Continuing to allow politicians to criticize the war in Iraq by criticizing the decision to topple the Hussein regime is to allow them to conflate two very separate issues: 1) should we have invaded Iraq? 2) should we now give up fighting al Qaeda and anti-government Islamist elements in Iraq?

Answering no to question number one says nothing about how question two should be answered. Nothing.

The Second Iraq War may have been of our own making, but it is the very war the Democrats say they want to fight: a war against terrorists.

In fact, until recently our greatest enemy in this Second Iraq War has been al Qaeda, the very people that all Americans claim as common enemies.

Failing to see the two war distinction has led to much confusion and obfuscation. The vast majority of criticisms about Bush's handling of post-war Iraq can be equally leveled at Bush's handling of post-war Afghanistan.

In both countries there is a weak central government engaged in a protracted civil war against Islamist rebels with no end in sight. In both countries the removal of U.S., Coalition, and NATO forces would almost certainly lead to a failed state and return to anarchy. In turn this would lead to pockets where Islamist friendly to al Qaeda would give them free reign to open training camps. The exact conditions that existed in Afghanistan just prior to 9/11 and which existed in Iraq from the fall of the Baathist state until last year!

If the results of a U.S. withdrawal would be the same in both Afghanistan and Iraq, then why is there so much focus on removing troops from Iraq and not Afghanistan? Partly it is because we continue to speak of the war in Iraq as a mistake because we should not have invaded in the first place. While we continue to speak of the war in Afghanistan in terms of the decision to invade being correct.

Many in American cannot get over that initial mistake. And because we lack the vocabulary to distinguish between the initial mistake leading to the First Iraq War, we are unable to separate our feelings about it from the Second Iraq War.

After years of support for the war, some in the center and on the right have decided that the initial invasion of Iraq was a mistake. They feel like their initial support was in error or that they were duped [notoriously, John Cole]. Lacking any other vocabulary, they lash out at the war or at the Bush Administration for starting it.

Because McCain supports the war in Iraq they have no other recourse than to support Obama who was against the war. A vote for McCain is a vote in support of the war, which they now see as a mistake.

What they do not see-- and in fact cannot see, because how can you see what you cannot articulate? -- is that they are voting to end a war that is already over! Simultaneously, a vote for Obama is a vote to end the very war on terror that they claim they fully support!

It may seem hypocritical that one could support the war against terrorists in Afghanistan but not the war against terrorists in Iraq, but it's not. As long as we continue to speak of the war in Iraq a large proportion of people will conceive of it in terms of the same war as the one to topple Saddam Hussein. They are not being internally inconsistent, but completely consistent.
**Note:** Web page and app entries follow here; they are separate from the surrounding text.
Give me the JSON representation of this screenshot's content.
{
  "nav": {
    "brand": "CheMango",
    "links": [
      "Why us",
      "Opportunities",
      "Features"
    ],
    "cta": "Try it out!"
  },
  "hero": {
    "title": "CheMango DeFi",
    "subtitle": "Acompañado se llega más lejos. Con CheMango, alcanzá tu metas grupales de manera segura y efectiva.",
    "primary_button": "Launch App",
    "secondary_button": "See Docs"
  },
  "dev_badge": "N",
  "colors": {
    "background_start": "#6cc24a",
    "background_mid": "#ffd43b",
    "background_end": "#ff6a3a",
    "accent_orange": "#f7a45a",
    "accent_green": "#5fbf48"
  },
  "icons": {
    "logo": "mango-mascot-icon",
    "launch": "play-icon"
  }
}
They do not support the war in Iraq because it is the same war they believe was a mistake.

We must begin to speak of two Iraq wars. The two wars conception is more precise. It describes what has happened and what is happening in Iraq more fully than speaking of the war. It clarifies many of the debates surrounding the present war as well as allows us to conceptually think more clearly.

Further, the only way to convince war skeptics that winning the present war in Iraq is in our national interests is to give them the linguistic tools for being able to conceive of it as separate from the first war, even if it flows from it.
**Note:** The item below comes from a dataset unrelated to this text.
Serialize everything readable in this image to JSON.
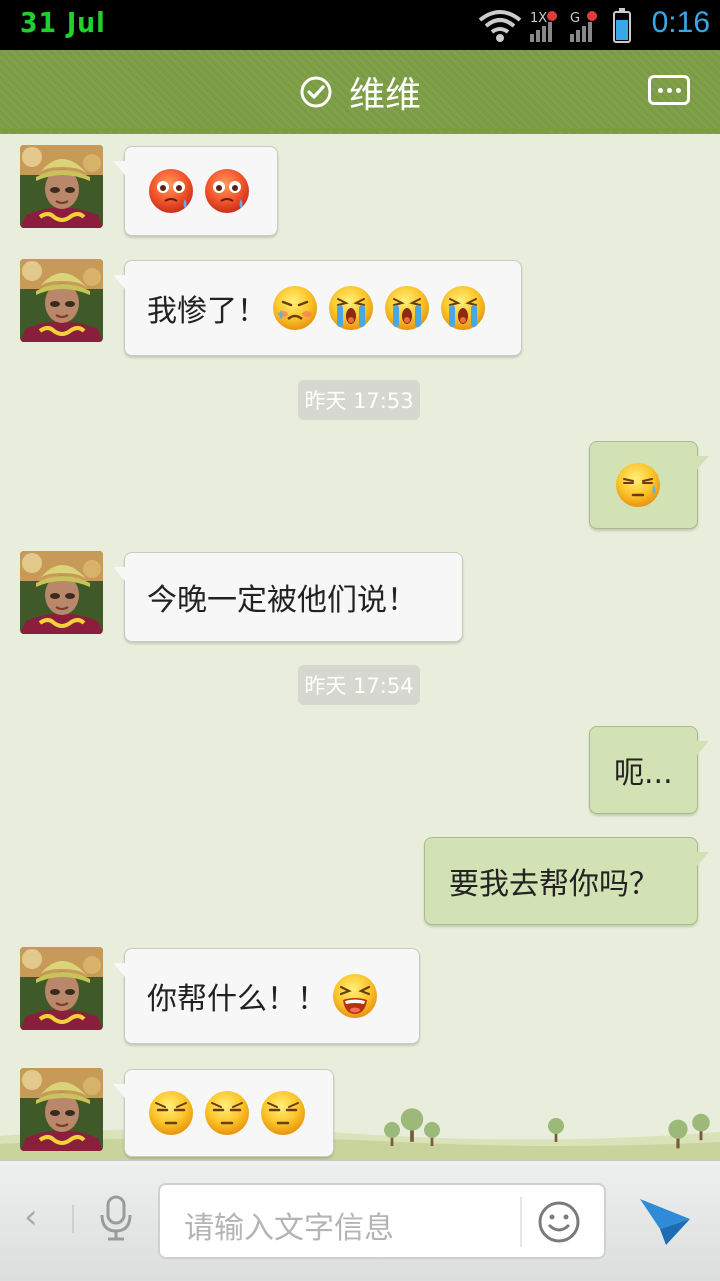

The First Iraq War may have been "optional", as many of the critics say; but the Second Iraq war is not. We must win it. The price of victory may be high, but the price of defeat is higher.
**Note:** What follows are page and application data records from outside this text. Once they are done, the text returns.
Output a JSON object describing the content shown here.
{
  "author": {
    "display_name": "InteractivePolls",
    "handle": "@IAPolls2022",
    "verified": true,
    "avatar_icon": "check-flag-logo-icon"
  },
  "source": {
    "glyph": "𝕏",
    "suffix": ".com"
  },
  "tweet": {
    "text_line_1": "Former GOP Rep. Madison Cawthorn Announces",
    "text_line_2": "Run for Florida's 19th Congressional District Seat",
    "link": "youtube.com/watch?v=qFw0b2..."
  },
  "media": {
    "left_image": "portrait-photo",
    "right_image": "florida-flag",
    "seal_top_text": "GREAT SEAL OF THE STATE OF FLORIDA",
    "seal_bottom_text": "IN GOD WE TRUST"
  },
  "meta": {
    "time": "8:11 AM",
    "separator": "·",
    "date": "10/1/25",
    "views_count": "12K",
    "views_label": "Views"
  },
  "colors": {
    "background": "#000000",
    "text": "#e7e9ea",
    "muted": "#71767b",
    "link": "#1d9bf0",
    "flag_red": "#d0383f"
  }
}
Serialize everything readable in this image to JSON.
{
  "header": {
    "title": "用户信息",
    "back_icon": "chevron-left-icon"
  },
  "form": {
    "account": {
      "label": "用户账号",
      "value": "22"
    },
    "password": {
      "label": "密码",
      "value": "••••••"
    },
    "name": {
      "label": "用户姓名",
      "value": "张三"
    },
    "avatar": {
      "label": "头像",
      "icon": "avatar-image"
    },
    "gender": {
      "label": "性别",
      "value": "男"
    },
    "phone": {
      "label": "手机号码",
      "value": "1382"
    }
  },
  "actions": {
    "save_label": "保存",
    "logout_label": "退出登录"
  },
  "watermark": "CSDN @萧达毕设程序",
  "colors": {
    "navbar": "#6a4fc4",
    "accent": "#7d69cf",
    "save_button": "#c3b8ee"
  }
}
*There are also good arguments, in my estimation, that the decision to invade Iraq was correct.

**There may be an argument that Iraq I was an extension of the Gulf War in the same way that some view WWII was an extension of WWI.

By Rusty Shackleford, Ph.D. at 07:28 PM | Comments |